EXERCISE INPUTS ::

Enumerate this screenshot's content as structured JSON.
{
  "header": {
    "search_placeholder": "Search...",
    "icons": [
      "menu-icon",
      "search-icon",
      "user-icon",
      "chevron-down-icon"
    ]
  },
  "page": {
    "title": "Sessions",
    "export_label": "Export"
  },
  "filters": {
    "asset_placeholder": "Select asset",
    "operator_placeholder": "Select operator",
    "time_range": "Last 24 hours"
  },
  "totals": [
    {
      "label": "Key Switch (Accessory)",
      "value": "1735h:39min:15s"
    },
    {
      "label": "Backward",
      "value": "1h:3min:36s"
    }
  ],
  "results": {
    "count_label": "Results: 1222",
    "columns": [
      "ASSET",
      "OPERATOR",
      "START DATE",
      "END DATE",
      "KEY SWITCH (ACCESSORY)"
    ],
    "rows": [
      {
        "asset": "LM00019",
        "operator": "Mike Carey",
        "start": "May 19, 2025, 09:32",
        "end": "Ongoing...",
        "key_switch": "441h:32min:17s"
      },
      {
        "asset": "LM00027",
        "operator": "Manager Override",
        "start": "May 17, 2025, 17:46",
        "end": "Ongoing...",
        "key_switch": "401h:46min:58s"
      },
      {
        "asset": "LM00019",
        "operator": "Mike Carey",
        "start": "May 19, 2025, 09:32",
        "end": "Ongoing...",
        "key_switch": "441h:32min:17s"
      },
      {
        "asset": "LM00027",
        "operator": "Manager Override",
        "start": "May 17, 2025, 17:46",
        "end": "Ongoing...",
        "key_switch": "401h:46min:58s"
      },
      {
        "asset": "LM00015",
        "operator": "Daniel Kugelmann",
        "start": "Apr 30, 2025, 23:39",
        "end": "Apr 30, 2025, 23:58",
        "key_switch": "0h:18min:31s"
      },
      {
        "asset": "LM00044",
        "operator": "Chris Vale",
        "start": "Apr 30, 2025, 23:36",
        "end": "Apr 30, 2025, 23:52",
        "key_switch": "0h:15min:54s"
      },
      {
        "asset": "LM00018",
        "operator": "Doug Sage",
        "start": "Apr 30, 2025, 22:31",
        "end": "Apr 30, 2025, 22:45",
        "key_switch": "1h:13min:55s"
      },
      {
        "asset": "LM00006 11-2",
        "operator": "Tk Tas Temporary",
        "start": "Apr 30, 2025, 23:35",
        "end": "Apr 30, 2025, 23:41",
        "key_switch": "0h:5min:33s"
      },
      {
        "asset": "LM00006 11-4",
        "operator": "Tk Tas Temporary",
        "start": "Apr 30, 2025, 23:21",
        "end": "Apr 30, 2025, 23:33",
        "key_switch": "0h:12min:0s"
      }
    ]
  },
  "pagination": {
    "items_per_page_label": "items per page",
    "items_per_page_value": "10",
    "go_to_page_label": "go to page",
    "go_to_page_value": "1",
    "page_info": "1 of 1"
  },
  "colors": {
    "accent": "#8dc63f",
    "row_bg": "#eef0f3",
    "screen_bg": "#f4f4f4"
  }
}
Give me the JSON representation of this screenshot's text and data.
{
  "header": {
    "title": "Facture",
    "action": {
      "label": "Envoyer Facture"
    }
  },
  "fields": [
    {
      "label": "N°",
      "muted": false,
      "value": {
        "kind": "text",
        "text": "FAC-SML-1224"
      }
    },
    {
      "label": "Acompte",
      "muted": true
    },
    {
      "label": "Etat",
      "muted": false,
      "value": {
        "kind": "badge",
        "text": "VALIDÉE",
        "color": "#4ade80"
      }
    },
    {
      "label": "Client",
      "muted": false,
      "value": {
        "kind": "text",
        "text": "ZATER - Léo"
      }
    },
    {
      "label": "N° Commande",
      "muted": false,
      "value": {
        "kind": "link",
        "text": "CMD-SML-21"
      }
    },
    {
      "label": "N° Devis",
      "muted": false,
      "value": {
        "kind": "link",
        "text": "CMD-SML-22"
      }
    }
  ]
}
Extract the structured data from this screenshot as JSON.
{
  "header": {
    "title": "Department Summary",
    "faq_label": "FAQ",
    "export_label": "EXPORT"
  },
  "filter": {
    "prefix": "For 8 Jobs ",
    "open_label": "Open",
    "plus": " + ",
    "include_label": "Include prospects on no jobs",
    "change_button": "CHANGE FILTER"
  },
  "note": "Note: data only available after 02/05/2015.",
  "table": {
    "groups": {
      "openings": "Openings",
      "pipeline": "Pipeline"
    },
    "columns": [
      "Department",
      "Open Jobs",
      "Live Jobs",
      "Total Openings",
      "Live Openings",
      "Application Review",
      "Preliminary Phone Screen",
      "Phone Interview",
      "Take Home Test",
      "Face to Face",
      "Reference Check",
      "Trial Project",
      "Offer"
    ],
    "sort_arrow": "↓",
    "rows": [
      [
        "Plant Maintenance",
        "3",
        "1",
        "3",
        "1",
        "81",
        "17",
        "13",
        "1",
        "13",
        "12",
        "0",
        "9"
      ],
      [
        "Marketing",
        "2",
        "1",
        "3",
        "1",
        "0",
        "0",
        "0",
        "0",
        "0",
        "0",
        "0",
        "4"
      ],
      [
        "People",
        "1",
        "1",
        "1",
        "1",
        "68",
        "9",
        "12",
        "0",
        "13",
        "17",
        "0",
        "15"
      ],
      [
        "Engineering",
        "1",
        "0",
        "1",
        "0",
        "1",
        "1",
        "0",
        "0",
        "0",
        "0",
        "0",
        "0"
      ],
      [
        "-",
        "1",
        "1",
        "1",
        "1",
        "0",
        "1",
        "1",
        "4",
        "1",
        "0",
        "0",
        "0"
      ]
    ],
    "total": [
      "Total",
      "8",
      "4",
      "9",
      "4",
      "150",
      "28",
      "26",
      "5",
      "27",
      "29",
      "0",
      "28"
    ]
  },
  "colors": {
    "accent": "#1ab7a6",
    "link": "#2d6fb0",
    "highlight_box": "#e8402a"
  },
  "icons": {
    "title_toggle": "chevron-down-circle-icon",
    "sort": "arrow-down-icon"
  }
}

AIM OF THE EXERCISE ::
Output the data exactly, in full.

EXERCISE ANSWER ::
Enumerate this screenshot's content as structured JSON.
{
  "header": {
    "search_placeholder": "Search...",
    "icons": [
      "menu-icon",
      "search-icon",
      "user-icon",
      "chevron-down-icon"
    ]
  },
  "page": {
    "title": "Sessions",
    "export_label": "Export"
  },
  "filters": {
    "asset_placeholder": "Select asset",
    "operator_placeholder": "Select operator",
    "time_range": "Last 24 hours"
  },
  "totals": [
    {
      "label": "Key Switch (Accessory)",
      "value": "1735h:39min:15s"
    },
    {
      "label": "Backward",
      "value": "1h:3min:36s"
    }
  ],
  "results": {
    "count_label": "Results: 1222",
    "columns": [
      "ASSET",
      "OPERATOR",
      "START DATE",
      "END DATE",
      "KEY SWITCH (ACCESSORY)"
    ],
    "rows": [
      {
        "asset": "LM00019",
        "operator": "Mike Carey",
        "start": "May 19, 2025, 09:32",
        "end": "Ongoing...",
        "key_switch": "441h:32min:17s"
      },
      {
        "asset": "LM00027",
        "operator": "Manager Override",
        "start": "May 17, 2025, 17:46",
        "end": "Ongoing...",
        "key_switch": "401h:46min:58s"
      },
      {
        "asset": "LM00019",
        "operator": "Mike Carey",
        "start": "May 19, 2025, 09:32",
        "end": "Ongoing...",
        "key_switch": "441h:32min:17s"
      },
      {
        "asset": "LM00027",
        "operator": "Manager Override",
        "start": "May 17, 2025, 17:46",
        "end": "Ongoing...",
        "key_switch": "401h:46min:58s"
      },
      {
        "asset": "LM00015",
        "operator": "Daniel Kugelmann",
        "start": "Apr 30, 2025, 23:39",
        "end": "Apr 30, 2025, 23:58",
        "key_switch": "0h:18min:31s"
      },
      {
        "asset": "LM00044",
        "operator": "Chris Vale",
        "start": "Apr 30, 2025, 23:36",
        "end": "Apr 30, 2025, 23:52",
        "key_switch": "0h:15min:54s"
      },
      {
        "asset": "LM00018",
        "operator": "Doug Sage",
        "start": "Apr 30, 2025, 22:31",
        "end": "Apr 30, 2025, 22:45",
        "key_switch": "1h:13min:55s"
      },
      {
        "asset": "LM00006 11-2",
        "operator": "Tk Tas Temporary",
        "start": "Apr 30, 2025, 23:35",
        "end": "Apr 30, 2025, 23:41",
        "key_switch": "0h:5min:33s"
      },
      {
        "asset": "LM00006 11-4",
        "operator": "Tk Tas Temporary",
        "start": "Apr 30, 2025, 23:21",
        "end": "Apr 30, 2025, 23:33",
        "key_switch": "0h:12min:0s"
      }
    ]
  },
  "pagination": {
    "items_per_page_label": "items per page",
    "items_per_page_value": "10",
    "go_to_page_label": "go to page",
    "go_to_page_value": "1",
    "page_info": "1 of 1"
  },
  "colors": {
    "accent": "#8dc63f",
    "row_bg": "#eef0f3",
    "screen_bg": "#f4f4f4"
  }
}
Give me the JSON representation of this screenshot's text and data.
{
  "header": {
    "title": "Facture",
    "action": {
      "label": "Envoyer Facture"
    }
  },
  "fields": [
    {
      "label": "N°",
      "muted": false,
      "value": {
        "kind": "text",
        "text": "FAC-SML-1224"
      }
    },
    {
      "label": "Acompte",
      "muted": true
    },
    {
      "label": "Etat",
      "muted": false,
      "value": {
        "kind": "badge",
        "text": "VALIDÉE",
        "color": "#4ade80"
      }
    },
    {
      "label": "Client",
      "muted": false,
      "value": {
        "kind": "text",
        "text": "ZATER - Léo"
      }
    },
    {
      "label": "N° Commande",
      "muted": false,
      "value": {
        "kind": "link",
        "text": "CMD-SML-21"
      }
    },
    {
      "label": "N° Devis",
      "muted": false,
      "value": {
        "kind": "link",
        "text": "CMD-SML-22"
      }
    }
  ]
}
Extract the structured data from this screenshot as JSON.
{
  "header": {
    "title": "Department Summary",
    "faq_label": "FAQ",
    "export_label": "EXPORT"
  },
  "filter": {
    "prefix": "For 8 Jobs ",
    "open_label": "Open",
    "plus": " + ",
    "include_label": "Include prospects on no jobs",
    "change_button": "CHANGE FILTER"
  },
  "note": "Note: data only available after 02/05/2015.",
  "table": {
    "groups": {
      "openings": "Openings",
      "pipeline": "Pipeline"
    },
    "columns": [
      "Department",
      "Open Jobs",
      "Live Jobs",
      "Total Openings",
      "Live Openings",
      "Application Review",
      "Preliminary Phone Screen",
      "Phone Interview",
      "Take Home Test",
      "Face to Face",
      "Reference Check",
      "Trial Project",
      "Offer"
    ],
    "sort_arrow": "↓",
    "rows": [
      [
        "Plant Maintenance",
        "3",
        "1",
        "3",
        "1",
        "81",
        "17",
        "13",
        "1",
        "13",
        "12",
        "0",
        "9"
      ],
      [
        "Marketing",
        "2",
        "1",
        "3",
        "1",
        "0",
        "0",
        "0",
        "0",
        "0",
        "0",
        "0",
        "4"
      ],
      [
        "People",
        "1",
        "1",
        "1",
        "1",
        "68",
        "9",
        "12",
        "0",
        "13",
        "17",
        "0",
        "15"
      ],
      [
        "Engineering",
        "1",
        "0",
        "1",
        "0",
        "1",
        "1",
        "0",
        "0",
        "0",
        "0",
        "0",
        "0"
      ],
      [
        "-",
        "1",
        "1",
        "1",
        "1",
        "0",
        "1",
        "1",
        "4",
        "1",
        "0",
        "0",
        "0"
      ]
    ],
    "total": [
      "Total",
      "8",
      "4",
      "9",
      "4",
      "150",
      "28",
      "26",
      "5",
      "27",
      "29",
      "0",
      "28"
    ]
  },
  "colors": {
    "accent": "#1ab7a6",
    "link": "#2d6fb0",
    "highlight_box": "#e8402a"
  },
  "icons": {
    "title_toggle": "chevron-down-circle-icon",
    "sort": "arrow-down-icon"
  }
}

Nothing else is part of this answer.